First African woman to serve as the President of the United Nations General Assembly
Angie Elizabeth Brooks was a Liberian diplomat and lawyer who became the second woman and the first and only African woman to serve as the President of the United Nations General Assembly.
Angie Brooks was born on August 24, 1928, in Virginia, Montserrado County, Liberia. She was one of the nine children of a back-country minister of the African Methodist Episcopal Zion Church. She was raised in a foster home in Monrovia, the capital of Liberia, as her parents could not support all nine of their children.
Brooks excelled in her studies even though she had limited opportunities. She was a self-taught typist at the age of 11. Brooks started earning money by copying legal documents. After that, she typed for the Treasury Department. Setting her sights on the study of law, she started working as a stenotypist for the Justice Department.
After completing high school, Brooks became a law apprentice under Clarence L. Simpson. Simpson later went on to become foreign minister for Liberia. But she didn't have the money to enrol in a university. With the help of the pastor of her church and persistent appeals to William V.S. Tubman, the President of Liberia, she finally got the money to enrol at Shaw University in Raleigh, North Carolina.
Brooks took various jobs to earn money, from scrubbing floors to washing dishes, where he first experienced discrimination. After graduating in 1949, she studied law at the University of Wisconsin. Later, she also did graduate work in international law from London University.
Brooks returned to Liberia in 1953 and was appointed as a counsellor-at-law to the supreme court. She wanted to inspire women to take up law as a career. So she chose to work in the Justice Department and helped establish a law department at Liberia University. She taught at the university from 1954 to 1958. In 1958, President Tubman appointed Brooks as assistant secretary of state. In the same year, she ran the government for ten days when the President and the secretary of state were out of the country.

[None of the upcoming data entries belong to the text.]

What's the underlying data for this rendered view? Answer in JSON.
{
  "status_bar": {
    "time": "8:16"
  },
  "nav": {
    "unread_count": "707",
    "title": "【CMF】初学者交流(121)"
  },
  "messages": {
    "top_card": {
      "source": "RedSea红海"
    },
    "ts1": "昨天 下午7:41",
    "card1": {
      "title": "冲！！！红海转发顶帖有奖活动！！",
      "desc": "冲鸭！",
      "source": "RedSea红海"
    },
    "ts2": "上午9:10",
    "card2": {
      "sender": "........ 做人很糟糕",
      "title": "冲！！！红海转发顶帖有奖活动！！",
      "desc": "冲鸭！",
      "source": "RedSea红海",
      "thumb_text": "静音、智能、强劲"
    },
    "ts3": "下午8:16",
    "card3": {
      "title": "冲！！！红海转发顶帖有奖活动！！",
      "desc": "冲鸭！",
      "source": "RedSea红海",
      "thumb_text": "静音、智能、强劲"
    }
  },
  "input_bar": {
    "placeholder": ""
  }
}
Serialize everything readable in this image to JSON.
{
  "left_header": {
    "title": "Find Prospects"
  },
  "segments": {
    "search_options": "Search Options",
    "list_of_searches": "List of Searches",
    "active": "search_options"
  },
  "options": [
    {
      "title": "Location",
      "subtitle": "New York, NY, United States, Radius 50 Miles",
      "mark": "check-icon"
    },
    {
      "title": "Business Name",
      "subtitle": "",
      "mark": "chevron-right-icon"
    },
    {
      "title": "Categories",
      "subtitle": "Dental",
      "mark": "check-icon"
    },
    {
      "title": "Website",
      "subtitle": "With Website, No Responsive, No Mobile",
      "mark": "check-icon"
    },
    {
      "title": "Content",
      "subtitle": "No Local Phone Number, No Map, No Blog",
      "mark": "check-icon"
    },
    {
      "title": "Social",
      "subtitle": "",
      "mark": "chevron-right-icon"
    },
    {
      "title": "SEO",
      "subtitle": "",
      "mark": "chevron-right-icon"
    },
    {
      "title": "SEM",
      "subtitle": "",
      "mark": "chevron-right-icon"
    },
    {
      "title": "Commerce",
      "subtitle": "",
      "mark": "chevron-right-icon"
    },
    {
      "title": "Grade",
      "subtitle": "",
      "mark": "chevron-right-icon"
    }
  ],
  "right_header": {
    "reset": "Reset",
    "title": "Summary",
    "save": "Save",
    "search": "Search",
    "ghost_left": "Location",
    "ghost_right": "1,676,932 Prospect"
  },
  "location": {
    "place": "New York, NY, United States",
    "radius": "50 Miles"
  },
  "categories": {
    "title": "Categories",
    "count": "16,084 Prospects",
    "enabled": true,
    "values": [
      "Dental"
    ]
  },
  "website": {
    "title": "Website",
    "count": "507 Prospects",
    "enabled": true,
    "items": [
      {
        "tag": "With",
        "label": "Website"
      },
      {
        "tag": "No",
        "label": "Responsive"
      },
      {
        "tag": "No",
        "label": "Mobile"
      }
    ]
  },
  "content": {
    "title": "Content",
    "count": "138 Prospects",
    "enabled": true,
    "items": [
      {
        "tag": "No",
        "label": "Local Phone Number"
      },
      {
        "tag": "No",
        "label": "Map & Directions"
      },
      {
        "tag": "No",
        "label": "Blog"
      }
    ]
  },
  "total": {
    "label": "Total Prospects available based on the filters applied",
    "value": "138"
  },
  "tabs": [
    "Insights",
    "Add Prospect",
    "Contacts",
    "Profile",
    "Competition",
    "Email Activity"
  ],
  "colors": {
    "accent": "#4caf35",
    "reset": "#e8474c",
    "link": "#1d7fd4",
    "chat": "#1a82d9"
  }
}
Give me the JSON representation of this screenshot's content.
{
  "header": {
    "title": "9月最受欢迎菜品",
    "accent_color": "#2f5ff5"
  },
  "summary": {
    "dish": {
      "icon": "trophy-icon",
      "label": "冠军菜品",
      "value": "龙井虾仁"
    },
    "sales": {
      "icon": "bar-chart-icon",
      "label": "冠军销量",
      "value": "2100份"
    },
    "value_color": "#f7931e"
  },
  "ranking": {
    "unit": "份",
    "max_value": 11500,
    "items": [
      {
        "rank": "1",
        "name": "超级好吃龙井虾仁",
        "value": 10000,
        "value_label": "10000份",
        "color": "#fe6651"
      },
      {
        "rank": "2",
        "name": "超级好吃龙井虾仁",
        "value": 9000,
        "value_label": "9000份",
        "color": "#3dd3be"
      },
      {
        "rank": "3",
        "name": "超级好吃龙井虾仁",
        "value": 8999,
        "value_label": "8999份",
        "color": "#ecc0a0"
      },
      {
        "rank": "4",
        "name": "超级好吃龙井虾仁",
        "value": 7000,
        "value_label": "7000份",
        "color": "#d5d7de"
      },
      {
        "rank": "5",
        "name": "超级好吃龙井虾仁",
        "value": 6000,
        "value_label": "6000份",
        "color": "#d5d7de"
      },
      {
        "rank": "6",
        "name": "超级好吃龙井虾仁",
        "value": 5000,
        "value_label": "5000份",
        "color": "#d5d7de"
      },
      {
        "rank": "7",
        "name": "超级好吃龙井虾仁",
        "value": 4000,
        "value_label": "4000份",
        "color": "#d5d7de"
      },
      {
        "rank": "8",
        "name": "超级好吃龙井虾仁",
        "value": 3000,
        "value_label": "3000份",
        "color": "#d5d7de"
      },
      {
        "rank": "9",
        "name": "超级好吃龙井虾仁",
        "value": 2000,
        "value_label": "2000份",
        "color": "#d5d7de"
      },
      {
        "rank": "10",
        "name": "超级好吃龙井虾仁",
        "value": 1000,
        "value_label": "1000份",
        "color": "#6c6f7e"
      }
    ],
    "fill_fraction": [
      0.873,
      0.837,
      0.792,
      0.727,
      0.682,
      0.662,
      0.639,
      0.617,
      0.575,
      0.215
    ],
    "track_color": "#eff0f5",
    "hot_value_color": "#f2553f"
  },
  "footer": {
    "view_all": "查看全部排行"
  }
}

Brooks was also interested in Liberia's foreign relations. She started her long association with the United Nations in 1954 when she filled a vacancy on the Liberian delegation at the last minute. It was an unexpected assignment that led to a continuing role as a delegate and several important positions within the UN. Brooks was the first woman and African to serve as President of the Trusteeship Council.
When the UN presidency fell to an African delegate in 1969, Brooks campaigned vigorously for the post. She needed the backing of all the 40 member states from her continent. To gain support, she visited 23 of these countries. When she became the general assembly president, she was only the second woman to serve in this position after Vijaya Lakshmi Pandit of India.
Brooks' leadership style was combined with charm and shrewd diplomacy. During her stint, she contributed significantly to the United Nations' drive to maintain global peace and security. She also aimed for the advancement of women through the United Nations and the International Federation of Women Lawyers.
Angie Elizabeth Brooks died on September 7, 1928.